### [WHAT IS REQUIRED]
A complete response lists each line of the data below that includes the word "this".

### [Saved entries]
++++++++
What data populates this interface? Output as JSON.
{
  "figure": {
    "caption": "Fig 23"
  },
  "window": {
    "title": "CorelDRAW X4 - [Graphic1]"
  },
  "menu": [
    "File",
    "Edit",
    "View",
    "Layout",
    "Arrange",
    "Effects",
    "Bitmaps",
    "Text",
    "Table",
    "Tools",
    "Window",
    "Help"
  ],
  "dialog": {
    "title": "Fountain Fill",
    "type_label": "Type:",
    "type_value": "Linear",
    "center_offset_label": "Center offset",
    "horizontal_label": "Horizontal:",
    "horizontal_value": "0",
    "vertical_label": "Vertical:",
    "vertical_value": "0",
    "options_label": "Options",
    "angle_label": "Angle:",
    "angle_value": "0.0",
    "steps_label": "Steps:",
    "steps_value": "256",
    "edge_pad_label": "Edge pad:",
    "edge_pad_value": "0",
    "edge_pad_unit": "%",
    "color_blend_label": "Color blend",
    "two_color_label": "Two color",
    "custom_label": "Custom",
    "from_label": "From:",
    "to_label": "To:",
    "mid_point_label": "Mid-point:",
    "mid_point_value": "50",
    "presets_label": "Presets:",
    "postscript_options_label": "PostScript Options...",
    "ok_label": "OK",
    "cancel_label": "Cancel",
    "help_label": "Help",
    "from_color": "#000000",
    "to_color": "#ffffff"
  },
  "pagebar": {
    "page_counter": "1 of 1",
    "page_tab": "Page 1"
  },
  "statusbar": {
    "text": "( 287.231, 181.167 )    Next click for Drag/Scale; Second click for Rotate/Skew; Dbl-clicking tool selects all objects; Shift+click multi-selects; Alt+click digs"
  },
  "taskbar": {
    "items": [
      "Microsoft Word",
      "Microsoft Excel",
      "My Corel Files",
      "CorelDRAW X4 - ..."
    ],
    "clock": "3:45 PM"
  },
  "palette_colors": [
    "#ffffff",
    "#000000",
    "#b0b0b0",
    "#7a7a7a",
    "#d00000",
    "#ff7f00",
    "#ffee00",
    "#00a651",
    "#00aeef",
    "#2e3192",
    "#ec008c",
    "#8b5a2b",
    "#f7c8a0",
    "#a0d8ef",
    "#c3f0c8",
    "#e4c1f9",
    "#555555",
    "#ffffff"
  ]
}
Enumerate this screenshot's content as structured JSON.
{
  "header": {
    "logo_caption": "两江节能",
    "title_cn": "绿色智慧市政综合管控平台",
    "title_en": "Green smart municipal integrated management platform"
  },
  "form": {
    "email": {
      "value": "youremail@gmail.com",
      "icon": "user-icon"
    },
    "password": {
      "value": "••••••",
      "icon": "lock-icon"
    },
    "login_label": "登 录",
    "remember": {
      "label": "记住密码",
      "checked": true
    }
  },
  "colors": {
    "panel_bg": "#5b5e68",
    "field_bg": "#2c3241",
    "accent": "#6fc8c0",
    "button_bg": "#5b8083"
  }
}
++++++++
### [OUTPUT BELOW]
What data populates this interface? Output as JSON.
Enumerate this screenshot's content as structured JSON.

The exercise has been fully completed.